>>>
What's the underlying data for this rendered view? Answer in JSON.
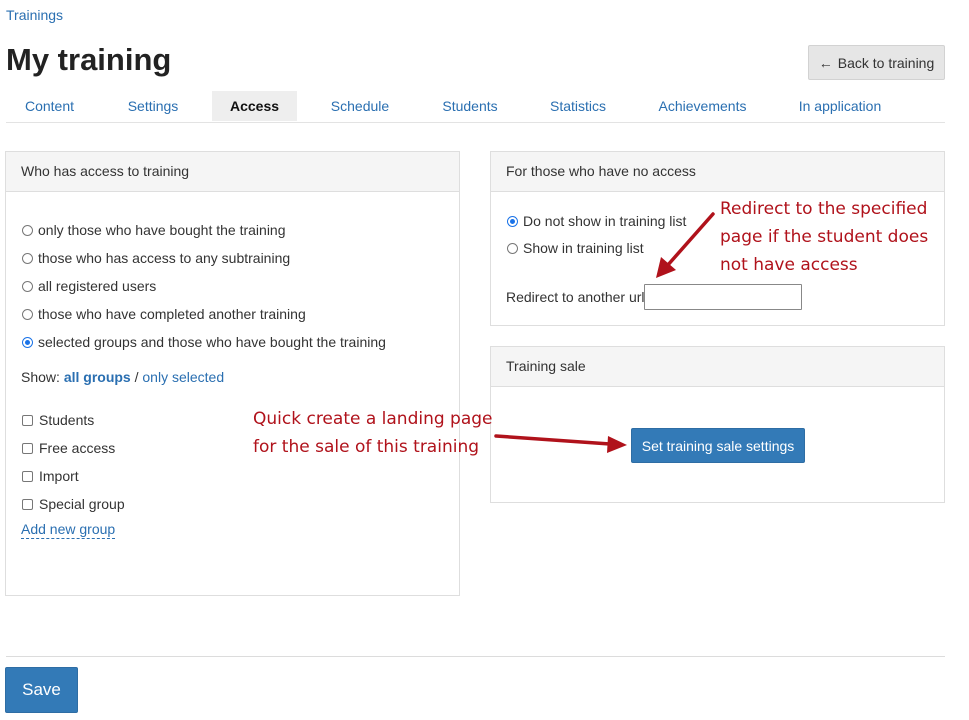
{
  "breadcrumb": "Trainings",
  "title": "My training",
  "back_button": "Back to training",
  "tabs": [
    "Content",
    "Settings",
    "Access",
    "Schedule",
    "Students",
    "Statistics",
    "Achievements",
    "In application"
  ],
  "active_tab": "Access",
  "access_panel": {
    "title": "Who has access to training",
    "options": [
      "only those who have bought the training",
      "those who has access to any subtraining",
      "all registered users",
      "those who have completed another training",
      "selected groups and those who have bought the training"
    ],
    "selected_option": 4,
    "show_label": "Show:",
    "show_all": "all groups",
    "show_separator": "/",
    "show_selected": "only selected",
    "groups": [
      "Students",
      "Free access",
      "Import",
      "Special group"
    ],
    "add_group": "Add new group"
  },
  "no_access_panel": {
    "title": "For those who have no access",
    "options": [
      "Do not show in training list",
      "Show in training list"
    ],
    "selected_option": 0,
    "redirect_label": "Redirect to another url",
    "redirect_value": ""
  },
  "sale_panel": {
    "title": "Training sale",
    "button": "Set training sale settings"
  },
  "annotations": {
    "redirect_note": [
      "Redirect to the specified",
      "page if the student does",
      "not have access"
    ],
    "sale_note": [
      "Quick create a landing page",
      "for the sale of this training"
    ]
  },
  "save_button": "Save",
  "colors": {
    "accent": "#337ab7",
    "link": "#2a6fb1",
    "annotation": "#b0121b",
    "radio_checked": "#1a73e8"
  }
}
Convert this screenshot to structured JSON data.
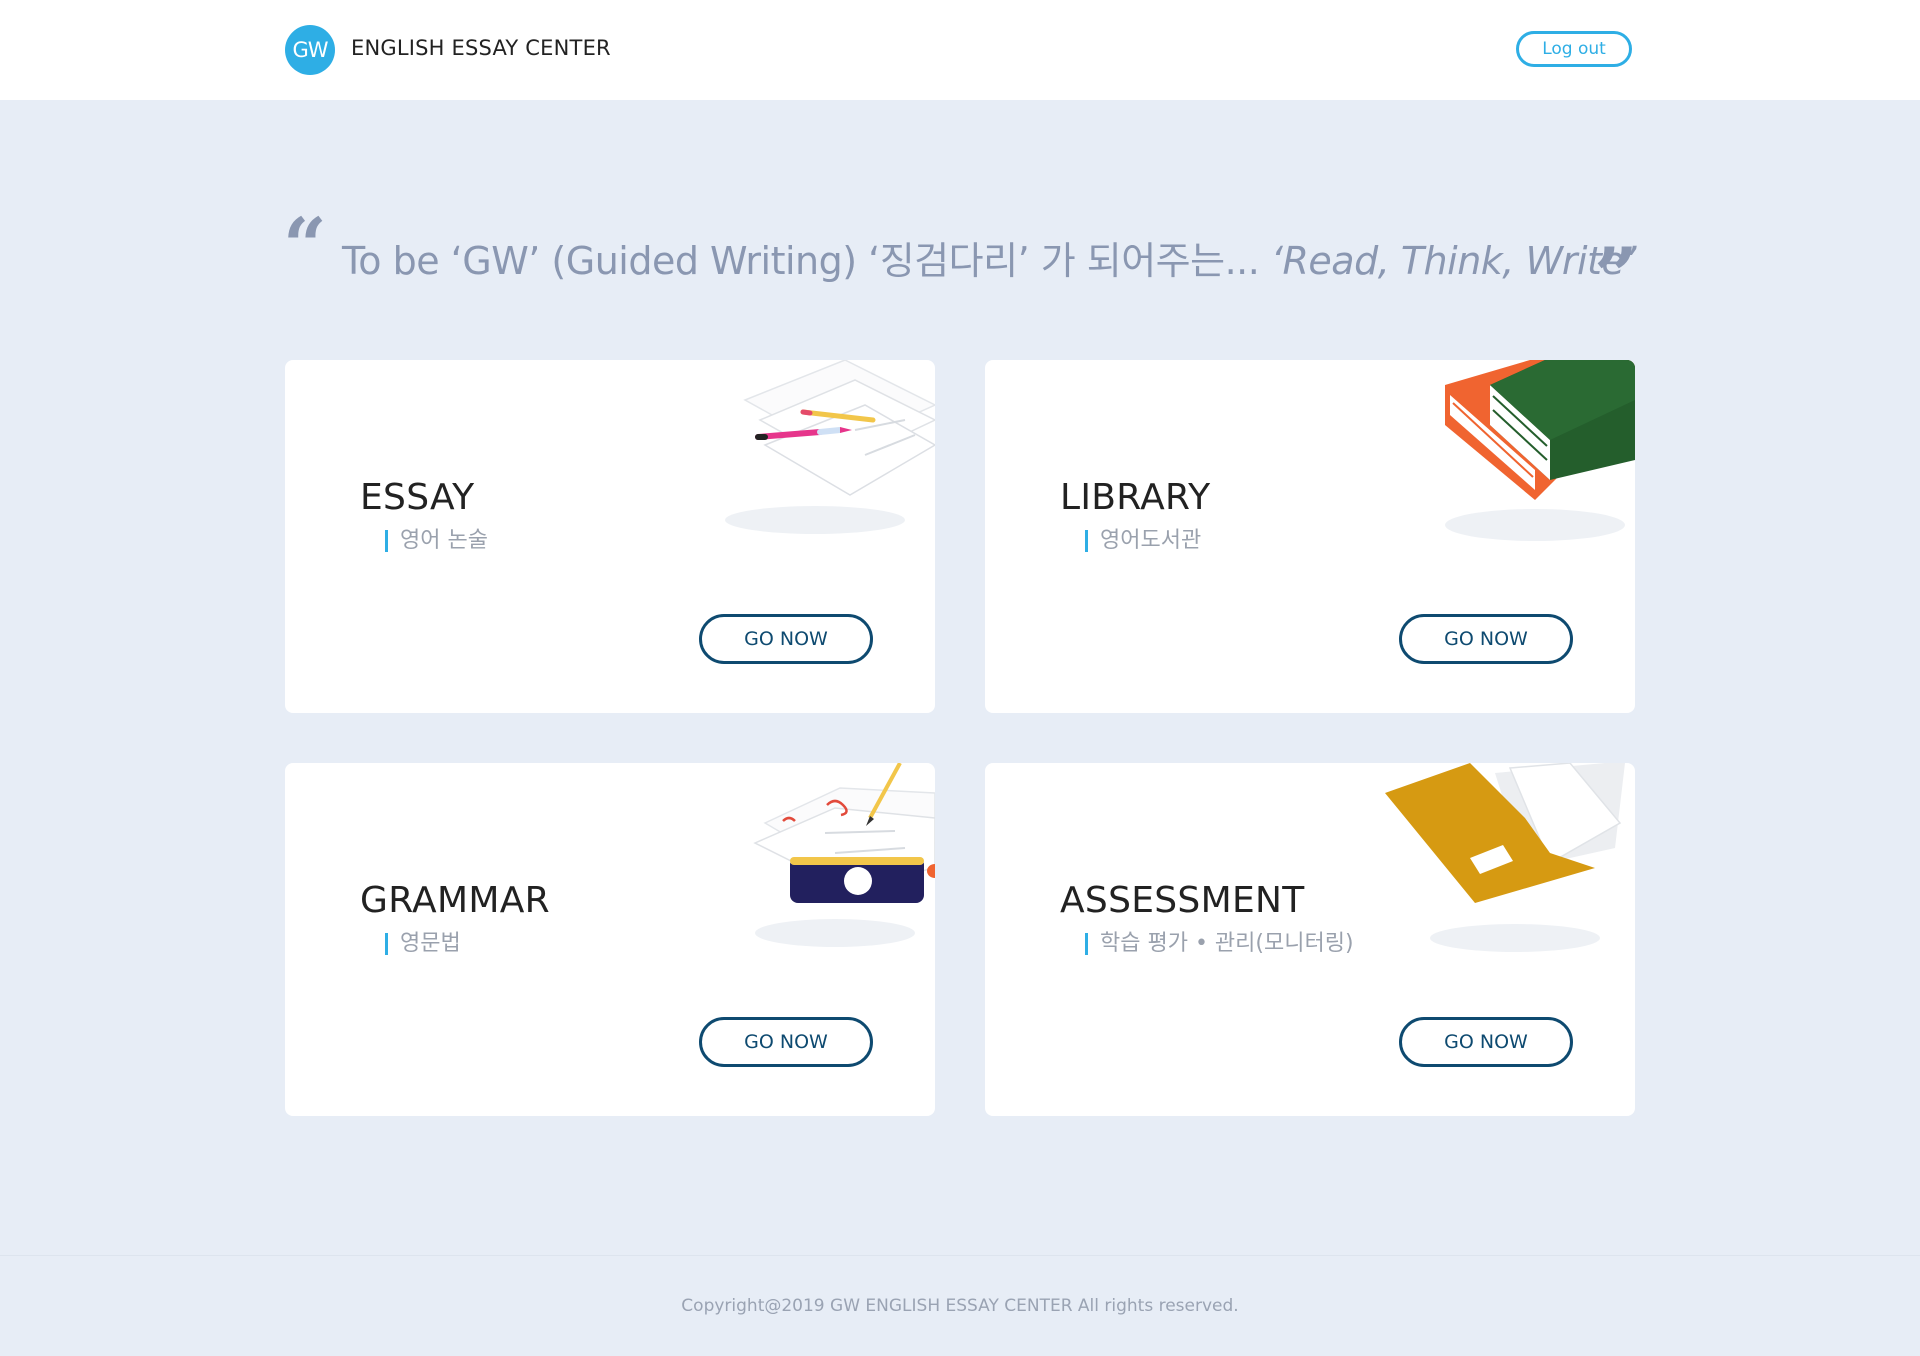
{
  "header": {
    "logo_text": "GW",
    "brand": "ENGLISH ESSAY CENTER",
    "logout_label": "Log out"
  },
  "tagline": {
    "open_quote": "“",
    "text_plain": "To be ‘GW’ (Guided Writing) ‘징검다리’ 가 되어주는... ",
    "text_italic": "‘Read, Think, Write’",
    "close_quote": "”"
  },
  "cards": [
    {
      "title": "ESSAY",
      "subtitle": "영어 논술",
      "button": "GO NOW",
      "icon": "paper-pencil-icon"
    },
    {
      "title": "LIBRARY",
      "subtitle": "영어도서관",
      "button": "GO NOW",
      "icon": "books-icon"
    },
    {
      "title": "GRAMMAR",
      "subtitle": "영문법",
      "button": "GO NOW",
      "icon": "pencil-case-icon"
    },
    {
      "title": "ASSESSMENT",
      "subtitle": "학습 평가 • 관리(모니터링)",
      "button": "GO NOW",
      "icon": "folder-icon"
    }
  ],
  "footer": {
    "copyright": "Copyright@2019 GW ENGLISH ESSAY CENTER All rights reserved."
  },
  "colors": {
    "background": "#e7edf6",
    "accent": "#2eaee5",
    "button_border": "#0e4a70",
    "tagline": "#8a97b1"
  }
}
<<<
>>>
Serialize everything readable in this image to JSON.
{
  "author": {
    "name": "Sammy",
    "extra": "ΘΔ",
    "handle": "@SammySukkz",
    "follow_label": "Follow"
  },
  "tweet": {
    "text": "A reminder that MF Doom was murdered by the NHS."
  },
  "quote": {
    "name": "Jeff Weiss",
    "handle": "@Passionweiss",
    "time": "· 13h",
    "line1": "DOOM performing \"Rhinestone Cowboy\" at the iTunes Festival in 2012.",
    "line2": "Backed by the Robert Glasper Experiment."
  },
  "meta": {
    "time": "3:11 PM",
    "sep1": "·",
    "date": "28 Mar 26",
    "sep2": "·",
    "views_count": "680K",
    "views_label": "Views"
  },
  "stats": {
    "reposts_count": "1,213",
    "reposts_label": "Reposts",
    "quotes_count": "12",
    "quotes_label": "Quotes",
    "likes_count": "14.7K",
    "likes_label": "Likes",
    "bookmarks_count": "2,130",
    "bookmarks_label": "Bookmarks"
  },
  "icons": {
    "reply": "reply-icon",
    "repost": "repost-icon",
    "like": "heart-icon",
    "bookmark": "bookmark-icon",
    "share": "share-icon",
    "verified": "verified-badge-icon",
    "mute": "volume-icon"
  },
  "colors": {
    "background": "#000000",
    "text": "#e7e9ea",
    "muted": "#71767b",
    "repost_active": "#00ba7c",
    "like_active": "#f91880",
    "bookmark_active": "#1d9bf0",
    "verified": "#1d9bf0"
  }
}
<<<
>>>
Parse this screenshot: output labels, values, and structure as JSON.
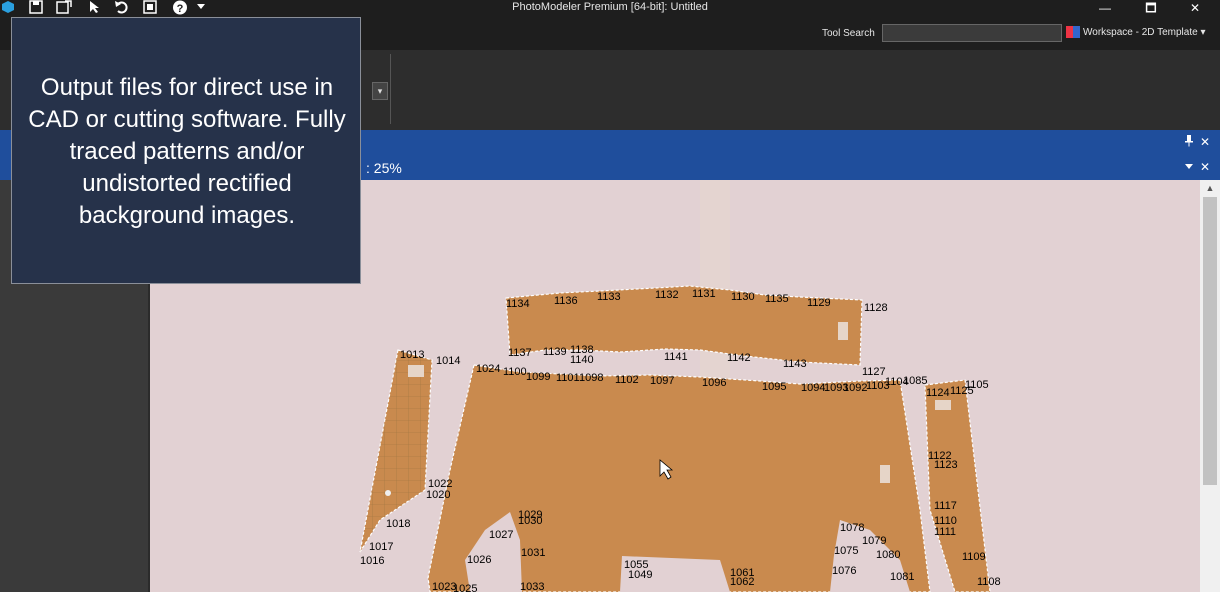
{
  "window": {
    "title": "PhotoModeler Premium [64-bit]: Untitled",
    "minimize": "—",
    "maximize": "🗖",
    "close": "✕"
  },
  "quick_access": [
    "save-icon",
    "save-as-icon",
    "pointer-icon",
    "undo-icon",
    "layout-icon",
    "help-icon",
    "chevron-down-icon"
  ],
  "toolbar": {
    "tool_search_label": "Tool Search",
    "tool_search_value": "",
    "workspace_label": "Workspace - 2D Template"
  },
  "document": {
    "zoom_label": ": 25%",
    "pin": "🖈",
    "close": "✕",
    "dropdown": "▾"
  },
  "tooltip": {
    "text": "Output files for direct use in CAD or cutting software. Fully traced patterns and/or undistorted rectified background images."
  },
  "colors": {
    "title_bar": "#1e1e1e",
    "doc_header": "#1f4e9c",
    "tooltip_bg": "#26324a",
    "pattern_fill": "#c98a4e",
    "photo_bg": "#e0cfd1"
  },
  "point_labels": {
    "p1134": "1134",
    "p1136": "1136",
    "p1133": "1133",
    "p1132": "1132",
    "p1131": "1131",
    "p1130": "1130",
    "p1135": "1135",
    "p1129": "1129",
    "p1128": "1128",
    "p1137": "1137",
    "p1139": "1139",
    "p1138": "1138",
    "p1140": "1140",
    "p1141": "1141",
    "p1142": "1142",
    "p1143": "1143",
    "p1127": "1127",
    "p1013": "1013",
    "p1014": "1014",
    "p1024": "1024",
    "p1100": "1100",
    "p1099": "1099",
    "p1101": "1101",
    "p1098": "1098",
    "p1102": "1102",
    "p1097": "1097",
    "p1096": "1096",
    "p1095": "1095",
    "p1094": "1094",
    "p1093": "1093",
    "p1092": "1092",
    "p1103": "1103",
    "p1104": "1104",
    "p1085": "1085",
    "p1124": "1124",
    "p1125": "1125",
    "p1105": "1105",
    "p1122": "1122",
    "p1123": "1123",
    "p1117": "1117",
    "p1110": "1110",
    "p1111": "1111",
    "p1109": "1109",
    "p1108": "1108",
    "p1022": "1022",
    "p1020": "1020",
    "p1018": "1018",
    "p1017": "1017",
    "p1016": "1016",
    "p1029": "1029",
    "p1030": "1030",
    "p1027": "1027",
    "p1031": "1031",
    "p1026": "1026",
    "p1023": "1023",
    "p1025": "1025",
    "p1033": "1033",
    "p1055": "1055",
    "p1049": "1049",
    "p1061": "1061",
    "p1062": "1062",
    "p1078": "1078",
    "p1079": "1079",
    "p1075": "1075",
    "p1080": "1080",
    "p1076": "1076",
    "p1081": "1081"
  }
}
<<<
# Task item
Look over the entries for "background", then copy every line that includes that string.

# The answer
    "background": "#e7edf6",
    "background": "#000000",
    "text": "Output files for direct use in CAD or cutting software. Fully traced patterns and/or undistorted rectified background images."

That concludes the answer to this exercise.